While many head for Arran’s golf courses, beaches, and Brodick Castle, a significant minority head for Arran’s trails. You’ll see them emergin from the ferry, trekking poles at the ready, gaiters on to protect them from Brodick’s gutters and Ordnance Maps in hand. The mountains around Goatfell attract most of the attention, but there are many other paths on Arran to walk besides, whether it is the great sea level walk around the Cock of Arran, the hike to King’s Cave (something to do with the patience of a spider and Robert the Bruce) from Blackwaterfoot, the Stone Circles of Machrie Moor or the lonely moors and mountains of the Glen Lorsa area. Even around Goatfell, if you stay off the main path up from Cladach, you can find solitude and discover the natural beauty that is Arran.
Equipment: For more on hiking and climbing in Arran’s mountains, the Ordnance Survey map is a good first start. I also found the advice contained in Paddy Dillon’s ’Walking on the Isle of Arran’ from Cicerone Press to be invaluable. Another website is this one.
A popular reason for visiting Arran is to for hill walking and mountain climbing.

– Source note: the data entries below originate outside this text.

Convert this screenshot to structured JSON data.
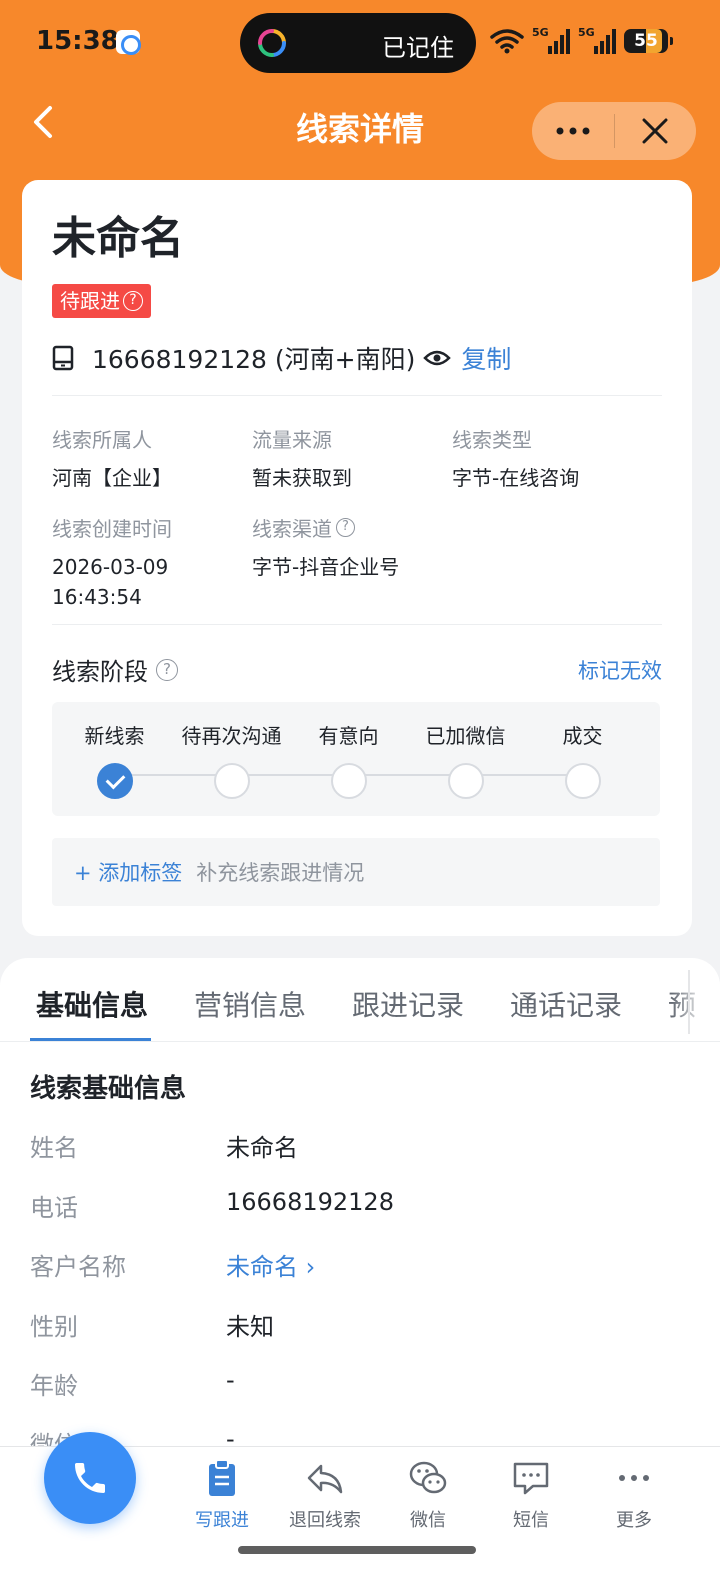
{
  "status_bar": {
    "time": "15:38",
    "island_text": "已记住",
    "signal_1_label": "5G",
    "signal_2_label": "5G",
    "battery": "55"
  },
  "header": {
    "title": "线索详情",
    "back_icon": "chevron-left-icon",
    "more_icon": "more-horizontal-icon",
    "close_icon": "close-icon"
  },
  "lead": {
    "name": "未命名",
    "status": "待跟进",
    "phone_display": "16668192128 (河南+南阳)",
    "copy_label": "复制",
    "info": [
      {
        "label": "线索所属人",
        "value": "河南【企业】"
      },
      {
        "label": "流量来源",
        "value": "暂未获取到"
      },
      {
        "label": "线索类型",
        "value": "字节-在线咨询"
      },
      {
        "label": "线索创建时间",
        "value": "2026-03-09 16:43:54"
      },
      {
        "label": "线索渠道",
        "value": "字节-抖音企业号"
      }
    ],
    "stage_title": "线索阶段",
    "mark_invalid": "标记无效",
    "stages": [
      {
        "label": "新线索",
        "done": true
      },
      {
        "label": "待再次沟通",
        "done": false
      },
      {
        "label": "有意向",
        "done": false
      },
      {
        "label": "已加微信",
        "done": false
      },
      {
        "label": "成交",
        "done": false
      }
    ],
    "add_tag": "+ 添加标签",
    "tag_hint": "补充线索跟进情况"
  },
  "tabs": [
    "基础信息",
    "营销信息",
    "跟进记录",
    "通话记录",
    "预"
  ],
  "basic_info": {
    "title": "线索基础信息",
    "fields": [
      {
        "label": "姓名",
        "value": "未命名"
      },
      {
        "label": "电话",
        "value": "16668192128"
      },
      {
        "label": "客户名称",
        "value": "未命名 ›"
      },
      {
        "label": "性别",
        "value": "未知"
      },
      {
        "label": "年龄",
        "value": "-"
      },
      {
        "label": "微信",
        "value": "-"
      }
    ]
  },
  "actions": [
    {
      "label": "写跟进",
      "icon": "clipboard-icon"
    },
    {
      "label": "退回线索",
      "icon": "reply-icon"
    },
    {
      "label": "微信",
      "icon": "wechat-icon"
    },
    {
      "label": "短信",
      "icon": "message-icon"
    },
    {
      "label": "更多",
      "icon": "more-icon"
    }
  ],
  "colors": {
    "brand_orange": "#f7882b",
    "accent_blue": "#3b82d6",
    "status_red": "#f54a45"
  }
}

The most popular peak is Goatfell, at 874 metres, the islands highest